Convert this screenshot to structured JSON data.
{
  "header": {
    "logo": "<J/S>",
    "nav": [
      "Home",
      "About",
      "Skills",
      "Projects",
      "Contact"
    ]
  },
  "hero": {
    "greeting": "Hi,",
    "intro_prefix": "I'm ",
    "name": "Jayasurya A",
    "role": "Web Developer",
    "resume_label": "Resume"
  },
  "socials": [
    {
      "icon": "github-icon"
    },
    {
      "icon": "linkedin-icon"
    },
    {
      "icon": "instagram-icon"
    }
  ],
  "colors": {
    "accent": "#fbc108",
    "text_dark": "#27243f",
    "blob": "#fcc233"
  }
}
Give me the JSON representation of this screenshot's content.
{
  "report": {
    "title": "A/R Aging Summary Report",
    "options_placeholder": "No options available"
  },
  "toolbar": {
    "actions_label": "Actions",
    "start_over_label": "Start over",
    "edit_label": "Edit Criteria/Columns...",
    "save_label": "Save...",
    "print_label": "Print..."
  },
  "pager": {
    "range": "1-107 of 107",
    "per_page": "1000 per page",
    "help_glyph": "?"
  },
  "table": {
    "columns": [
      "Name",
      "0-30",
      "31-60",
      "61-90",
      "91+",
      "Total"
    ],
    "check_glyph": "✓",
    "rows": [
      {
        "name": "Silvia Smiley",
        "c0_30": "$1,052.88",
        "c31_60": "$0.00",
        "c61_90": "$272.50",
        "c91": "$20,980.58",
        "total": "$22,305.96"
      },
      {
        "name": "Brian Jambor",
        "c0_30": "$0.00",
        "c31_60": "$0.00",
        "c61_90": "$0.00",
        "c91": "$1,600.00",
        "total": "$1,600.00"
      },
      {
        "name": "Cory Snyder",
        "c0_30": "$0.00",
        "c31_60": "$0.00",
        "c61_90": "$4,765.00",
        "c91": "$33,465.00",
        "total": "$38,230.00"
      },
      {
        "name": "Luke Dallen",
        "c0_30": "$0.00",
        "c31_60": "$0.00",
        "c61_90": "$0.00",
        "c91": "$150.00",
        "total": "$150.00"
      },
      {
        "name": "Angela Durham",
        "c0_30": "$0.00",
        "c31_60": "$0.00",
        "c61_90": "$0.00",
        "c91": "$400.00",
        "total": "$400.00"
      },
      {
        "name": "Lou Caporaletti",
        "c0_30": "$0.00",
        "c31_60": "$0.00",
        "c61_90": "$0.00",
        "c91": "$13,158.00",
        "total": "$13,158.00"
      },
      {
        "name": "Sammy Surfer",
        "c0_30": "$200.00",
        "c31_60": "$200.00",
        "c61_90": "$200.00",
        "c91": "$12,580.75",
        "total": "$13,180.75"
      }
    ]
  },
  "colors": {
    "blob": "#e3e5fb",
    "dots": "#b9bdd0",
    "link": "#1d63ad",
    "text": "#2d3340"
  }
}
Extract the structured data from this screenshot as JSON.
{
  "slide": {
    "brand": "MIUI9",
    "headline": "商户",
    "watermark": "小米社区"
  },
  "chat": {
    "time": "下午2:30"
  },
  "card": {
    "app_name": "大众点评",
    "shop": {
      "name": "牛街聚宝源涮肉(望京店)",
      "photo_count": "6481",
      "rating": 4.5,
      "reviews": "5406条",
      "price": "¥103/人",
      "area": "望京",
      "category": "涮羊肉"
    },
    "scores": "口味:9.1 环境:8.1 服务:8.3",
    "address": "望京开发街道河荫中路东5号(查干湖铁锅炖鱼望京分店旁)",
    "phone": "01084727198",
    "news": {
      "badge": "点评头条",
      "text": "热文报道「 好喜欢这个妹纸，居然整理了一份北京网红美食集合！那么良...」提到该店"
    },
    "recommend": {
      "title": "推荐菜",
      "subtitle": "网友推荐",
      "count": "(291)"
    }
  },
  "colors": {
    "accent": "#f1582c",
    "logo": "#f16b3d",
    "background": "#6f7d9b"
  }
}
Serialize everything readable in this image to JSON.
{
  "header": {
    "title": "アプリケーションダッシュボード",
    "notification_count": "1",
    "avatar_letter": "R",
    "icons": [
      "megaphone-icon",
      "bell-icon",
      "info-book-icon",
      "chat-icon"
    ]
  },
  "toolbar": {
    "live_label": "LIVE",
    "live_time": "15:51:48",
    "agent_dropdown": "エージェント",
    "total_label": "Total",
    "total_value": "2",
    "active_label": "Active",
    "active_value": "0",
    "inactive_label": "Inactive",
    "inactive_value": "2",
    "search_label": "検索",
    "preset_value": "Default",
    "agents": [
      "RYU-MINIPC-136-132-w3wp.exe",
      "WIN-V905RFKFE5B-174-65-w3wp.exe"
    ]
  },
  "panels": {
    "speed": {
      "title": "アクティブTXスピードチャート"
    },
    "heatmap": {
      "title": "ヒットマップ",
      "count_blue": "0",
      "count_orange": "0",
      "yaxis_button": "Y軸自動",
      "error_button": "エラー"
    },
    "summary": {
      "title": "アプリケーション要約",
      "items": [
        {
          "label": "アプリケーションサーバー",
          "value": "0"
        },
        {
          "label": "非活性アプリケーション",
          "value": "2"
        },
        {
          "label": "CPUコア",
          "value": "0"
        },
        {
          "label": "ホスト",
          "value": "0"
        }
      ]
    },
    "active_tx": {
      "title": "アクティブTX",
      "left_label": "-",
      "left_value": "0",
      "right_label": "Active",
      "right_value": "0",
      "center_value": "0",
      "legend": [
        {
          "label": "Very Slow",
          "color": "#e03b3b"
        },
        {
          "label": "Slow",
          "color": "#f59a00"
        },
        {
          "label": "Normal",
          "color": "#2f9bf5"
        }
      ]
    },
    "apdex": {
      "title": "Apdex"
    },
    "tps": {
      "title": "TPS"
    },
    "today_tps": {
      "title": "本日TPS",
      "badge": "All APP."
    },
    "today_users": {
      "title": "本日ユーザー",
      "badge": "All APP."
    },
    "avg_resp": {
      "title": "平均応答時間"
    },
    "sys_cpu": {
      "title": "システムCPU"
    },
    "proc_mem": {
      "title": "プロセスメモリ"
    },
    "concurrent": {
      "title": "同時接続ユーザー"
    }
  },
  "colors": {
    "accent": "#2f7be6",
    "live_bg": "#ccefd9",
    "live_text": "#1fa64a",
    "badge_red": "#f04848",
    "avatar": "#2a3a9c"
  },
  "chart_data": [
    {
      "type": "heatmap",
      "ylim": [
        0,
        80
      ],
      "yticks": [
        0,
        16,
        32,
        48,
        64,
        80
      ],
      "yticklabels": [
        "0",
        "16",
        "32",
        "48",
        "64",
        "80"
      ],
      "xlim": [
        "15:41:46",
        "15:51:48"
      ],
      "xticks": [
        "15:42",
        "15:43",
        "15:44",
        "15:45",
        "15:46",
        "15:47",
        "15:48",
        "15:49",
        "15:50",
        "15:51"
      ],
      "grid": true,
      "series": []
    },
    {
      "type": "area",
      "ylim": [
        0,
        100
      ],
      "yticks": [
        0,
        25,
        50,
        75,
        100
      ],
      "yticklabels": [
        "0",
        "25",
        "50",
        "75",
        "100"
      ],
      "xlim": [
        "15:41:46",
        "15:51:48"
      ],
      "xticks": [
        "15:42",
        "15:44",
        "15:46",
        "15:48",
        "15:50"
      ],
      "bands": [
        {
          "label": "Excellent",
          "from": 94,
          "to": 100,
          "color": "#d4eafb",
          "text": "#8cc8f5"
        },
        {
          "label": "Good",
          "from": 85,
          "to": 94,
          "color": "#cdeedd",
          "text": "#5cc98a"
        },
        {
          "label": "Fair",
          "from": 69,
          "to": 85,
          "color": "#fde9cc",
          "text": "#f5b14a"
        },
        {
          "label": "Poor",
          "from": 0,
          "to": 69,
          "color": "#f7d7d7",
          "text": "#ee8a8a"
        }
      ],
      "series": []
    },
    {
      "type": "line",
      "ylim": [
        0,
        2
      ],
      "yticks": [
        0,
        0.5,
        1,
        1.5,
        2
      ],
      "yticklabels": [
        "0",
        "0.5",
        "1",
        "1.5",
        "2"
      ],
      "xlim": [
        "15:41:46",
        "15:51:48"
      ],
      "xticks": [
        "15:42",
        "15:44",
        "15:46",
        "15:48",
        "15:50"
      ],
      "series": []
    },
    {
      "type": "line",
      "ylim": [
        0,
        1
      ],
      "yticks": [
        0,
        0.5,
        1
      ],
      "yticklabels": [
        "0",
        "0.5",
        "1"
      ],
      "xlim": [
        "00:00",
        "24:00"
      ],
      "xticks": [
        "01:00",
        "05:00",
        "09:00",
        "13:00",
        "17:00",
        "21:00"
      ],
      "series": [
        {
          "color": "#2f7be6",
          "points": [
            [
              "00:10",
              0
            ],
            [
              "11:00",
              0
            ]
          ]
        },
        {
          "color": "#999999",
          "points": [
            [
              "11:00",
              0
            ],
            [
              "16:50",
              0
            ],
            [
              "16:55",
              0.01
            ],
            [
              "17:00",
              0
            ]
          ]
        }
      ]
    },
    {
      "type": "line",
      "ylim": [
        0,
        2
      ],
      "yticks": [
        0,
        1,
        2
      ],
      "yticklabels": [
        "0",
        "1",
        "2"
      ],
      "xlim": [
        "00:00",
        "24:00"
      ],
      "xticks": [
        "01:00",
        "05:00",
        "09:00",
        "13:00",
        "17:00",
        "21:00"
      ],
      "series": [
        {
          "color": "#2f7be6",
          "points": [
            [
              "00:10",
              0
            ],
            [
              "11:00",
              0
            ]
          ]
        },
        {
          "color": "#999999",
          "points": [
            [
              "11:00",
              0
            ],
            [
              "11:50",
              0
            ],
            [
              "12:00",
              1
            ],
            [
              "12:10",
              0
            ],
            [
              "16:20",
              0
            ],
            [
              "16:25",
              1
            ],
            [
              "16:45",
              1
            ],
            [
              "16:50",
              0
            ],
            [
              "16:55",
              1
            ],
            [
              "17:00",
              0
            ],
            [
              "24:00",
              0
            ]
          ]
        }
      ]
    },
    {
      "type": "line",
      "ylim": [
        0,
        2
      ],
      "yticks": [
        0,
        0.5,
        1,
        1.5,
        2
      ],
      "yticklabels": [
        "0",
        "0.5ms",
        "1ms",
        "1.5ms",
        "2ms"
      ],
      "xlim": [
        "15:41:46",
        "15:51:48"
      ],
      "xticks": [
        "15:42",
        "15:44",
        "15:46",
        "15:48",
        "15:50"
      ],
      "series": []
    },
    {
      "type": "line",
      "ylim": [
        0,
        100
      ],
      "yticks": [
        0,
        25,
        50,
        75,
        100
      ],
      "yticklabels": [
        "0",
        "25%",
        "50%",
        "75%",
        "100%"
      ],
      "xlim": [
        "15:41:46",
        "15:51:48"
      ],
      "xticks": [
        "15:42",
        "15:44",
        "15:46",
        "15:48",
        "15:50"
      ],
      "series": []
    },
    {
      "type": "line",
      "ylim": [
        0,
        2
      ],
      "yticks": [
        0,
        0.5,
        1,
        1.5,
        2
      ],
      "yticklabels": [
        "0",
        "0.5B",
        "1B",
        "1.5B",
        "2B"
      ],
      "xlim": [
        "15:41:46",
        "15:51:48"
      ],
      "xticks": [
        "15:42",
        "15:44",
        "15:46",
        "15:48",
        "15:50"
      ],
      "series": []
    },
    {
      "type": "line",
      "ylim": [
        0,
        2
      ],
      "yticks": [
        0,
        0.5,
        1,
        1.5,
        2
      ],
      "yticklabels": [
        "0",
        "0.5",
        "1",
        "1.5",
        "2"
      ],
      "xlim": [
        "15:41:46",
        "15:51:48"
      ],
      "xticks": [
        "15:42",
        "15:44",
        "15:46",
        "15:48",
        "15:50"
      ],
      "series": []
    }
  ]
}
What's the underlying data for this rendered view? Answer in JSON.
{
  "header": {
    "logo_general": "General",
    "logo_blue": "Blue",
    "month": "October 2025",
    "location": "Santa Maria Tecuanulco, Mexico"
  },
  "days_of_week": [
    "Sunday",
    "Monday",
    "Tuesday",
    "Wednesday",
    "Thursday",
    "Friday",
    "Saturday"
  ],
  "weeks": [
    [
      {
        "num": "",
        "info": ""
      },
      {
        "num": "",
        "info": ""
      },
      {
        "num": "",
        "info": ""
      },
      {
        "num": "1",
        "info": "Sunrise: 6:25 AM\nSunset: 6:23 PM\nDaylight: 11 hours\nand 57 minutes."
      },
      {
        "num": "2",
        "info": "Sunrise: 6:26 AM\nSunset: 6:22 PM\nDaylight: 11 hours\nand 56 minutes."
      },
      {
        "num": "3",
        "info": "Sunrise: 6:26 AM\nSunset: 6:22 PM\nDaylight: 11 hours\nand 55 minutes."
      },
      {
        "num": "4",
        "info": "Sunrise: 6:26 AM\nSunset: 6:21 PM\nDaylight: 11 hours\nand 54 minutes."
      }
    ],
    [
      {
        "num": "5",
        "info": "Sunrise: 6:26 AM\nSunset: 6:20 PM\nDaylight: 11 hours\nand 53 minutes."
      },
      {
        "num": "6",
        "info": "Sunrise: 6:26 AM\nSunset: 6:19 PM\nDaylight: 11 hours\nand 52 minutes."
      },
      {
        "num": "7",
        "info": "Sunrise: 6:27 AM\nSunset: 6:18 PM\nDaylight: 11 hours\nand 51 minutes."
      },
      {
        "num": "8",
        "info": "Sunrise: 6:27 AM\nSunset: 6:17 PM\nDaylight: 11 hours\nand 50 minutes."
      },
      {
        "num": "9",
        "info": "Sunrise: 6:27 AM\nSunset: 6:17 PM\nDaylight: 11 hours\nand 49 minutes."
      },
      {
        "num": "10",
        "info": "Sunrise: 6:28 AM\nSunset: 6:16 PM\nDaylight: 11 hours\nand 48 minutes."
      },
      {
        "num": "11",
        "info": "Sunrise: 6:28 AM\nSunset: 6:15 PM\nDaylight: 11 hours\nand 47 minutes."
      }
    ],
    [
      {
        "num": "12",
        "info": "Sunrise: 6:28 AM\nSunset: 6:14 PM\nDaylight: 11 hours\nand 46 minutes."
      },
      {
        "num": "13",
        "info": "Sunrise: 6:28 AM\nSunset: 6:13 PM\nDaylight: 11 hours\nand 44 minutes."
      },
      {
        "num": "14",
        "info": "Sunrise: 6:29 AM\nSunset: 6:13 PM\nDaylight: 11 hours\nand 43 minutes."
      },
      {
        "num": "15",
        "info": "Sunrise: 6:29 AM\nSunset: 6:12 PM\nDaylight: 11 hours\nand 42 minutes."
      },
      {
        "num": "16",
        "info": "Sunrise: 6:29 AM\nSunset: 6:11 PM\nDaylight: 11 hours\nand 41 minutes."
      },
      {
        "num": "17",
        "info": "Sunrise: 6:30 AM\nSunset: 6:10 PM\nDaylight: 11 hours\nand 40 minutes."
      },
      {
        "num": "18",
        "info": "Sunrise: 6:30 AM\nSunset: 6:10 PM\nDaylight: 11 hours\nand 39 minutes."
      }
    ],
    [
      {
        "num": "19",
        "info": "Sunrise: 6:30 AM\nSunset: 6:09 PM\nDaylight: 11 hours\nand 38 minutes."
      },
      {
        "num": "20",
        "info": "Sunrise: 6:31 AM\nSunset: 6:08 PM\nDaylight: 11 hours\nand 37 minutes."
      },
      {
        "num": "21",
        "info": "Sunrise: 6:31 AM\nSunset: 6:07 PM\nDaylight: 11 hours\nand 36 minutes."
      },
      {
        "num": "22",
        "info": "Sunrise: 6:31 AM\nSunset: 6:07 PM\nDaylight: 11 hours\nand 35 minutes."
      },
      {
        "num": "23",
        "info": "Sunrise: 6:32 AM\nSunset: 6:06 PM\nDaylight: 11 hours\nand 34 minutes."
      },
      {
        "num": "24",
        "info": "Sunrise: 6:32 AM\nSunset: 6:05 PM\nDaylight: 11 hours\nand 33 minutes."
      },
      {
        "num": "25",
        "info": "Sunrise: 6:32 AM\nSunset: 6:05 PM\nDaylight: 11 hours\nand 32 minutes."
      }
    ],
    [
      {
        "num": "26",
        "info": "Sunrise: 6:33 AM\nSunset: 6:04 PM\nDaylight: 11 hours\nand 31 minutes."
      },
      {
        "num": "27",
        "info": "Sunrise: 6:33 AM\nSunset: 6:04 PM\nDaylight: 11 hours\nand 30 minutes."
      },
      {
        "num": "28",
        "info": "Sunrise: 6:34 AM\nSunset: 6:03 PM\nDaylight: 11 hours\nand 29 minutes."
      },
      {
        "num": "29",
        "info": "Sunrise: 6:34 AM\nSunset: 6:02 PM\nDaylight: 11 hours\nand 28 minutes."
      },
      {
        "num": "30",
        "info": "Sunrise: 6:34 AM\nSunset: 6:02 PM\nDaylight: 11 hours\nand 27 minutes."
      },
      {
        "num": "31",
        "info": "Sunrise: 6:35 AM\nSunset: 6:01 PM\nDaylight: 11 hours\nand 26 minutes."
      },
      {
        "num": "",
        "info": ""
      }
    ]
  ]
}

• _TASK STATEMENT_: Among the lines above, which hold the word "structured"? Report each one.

• _EXERCISE RESULT_:
Convert this screenshot to structured JSON data.
Extract the structured data from this screenshot as JSON.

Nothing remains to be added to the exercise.